  if ('clientId:') === 0 && message.origin === 'PARENT_FRAME_PROTOCOL_HOSTNAME_AND_PORT') {
      'event': 'clientIdDelivered',


Then, in the Google Tag Manager interface, create a Data Layer Variable with the value clientID.

Then set the clientId Field to Set on the first hit you send to Google Analytics. Fire that hit on the Custom Event clientIdDelivered.

If you’re using hardcoded Universal Analytics, fire your first hit within the logic that catches your Client ID, like this:

(function(i,s,o,g,r,a,m){i['GoogleAnalyticsObject']=r;i[r]=i[r]||function(){ (i[r].q=i[r].q||[]).push(arguments)},i[r].l=1*new Date();a=s.createElement(o), m=s.getElementsByTagName(o)[0];a.async=1;a.src=g;m.parentNode.insertBefore(a,m) })(window,document,'script','//','ga');

addEvent(window, 'message', function(message) {

  if ('clientId:') === 0 && message.origin === 'PARENT_FRAME_PROTOCOL_HOSTNAME_AND_PORT') {
    ga('create', 'UA-999999-1', 'auto', { 
    //      ^^^^^^^^^^^^^^^^^^^^^^^^^
    //       Manually sets Client ID
    ga('send', 'pageview');

Last-ditch Options

If you simply can’t implement a client-side solution, the very last thing that you can do is have your server transpose the _ga cookie from a subsequent request to a Set-Cookie header on the response for the contents of the iframe. That should result in the user having the _ga cookie set on both domains, as desired.

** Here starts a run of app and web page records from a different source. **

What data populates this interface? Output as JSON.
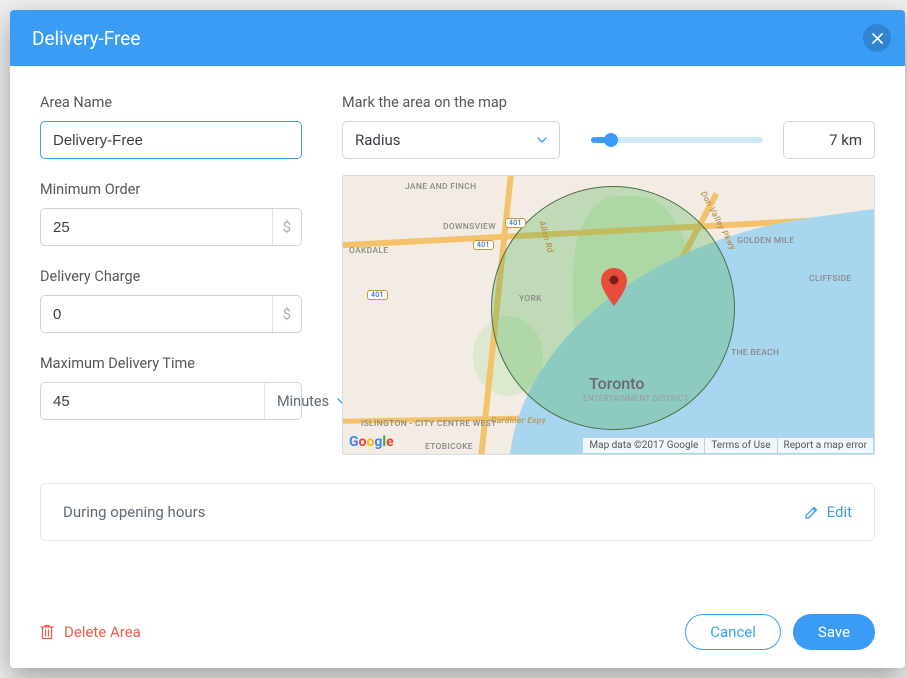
{
  "header": {
    "title": "Delivery-Free"
  },
  "left": {
    "areaName": {
      "label": "Area Name",
      "value": "Delivery-Free"
    },
    "minOrder": {
      "label": "Minimum Order",
      "value": "25",
      "currency": "$"
    },
    "deliveryCharge": {
      "label": "Delivery Charge",
      "value": "0",
      "currency": "$"
    },
    "maxTime": {
      "label": "Maximum Delivery Time",
      "value": "45",
      "unit": "Minutes"
    }
  },
  "right": {
    "label": "Mark the area on the map",
    "shape": "Radius",
    "distance": "7 km"
  },
  "map": {
    "cityLabel": "Toronto",
    "citySub": "ENTERTAINMENT DISTRICT",
    "labels": {
      "janeFinch": "JANE AND FINCH",
      "downsview": "DOWNSVIEW",
      "goldenMile": "GOLDEN MILE",
      "cliffside": "CLIFFSIDE",
      "theBeach": "THE BEACH",
      "york": "YORK",
      "oakdale": "OAKDALE",
      "islington": "ISLINGTON - CITY CENTRE WEST",
      "etobicoke": "ETOBICOKE",
      "hwy401a": "401",
      "hwy401b": "401",
      "hwy401c": "401",
      "allenRd": "Allen Rd",
      "donValley": "Don Valley Pkwy",
      "gardiner": "Gardiner Expy"
    },
    "attrib": {
      "data": "Map data ©2017 Google",
      "terms": "Terms of Use",
      "report": "Report a map error"
    }
  },
  "hours": {
    "text": "During opening hours",
    "edit": "Edit"
  },
  "footer": {
    "delete": "Delete Area",
    "cancel": "Cancel",
    "save": "Save"
  }
}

Have we missed any edge cases? Share your iframe conundrums in the comments below.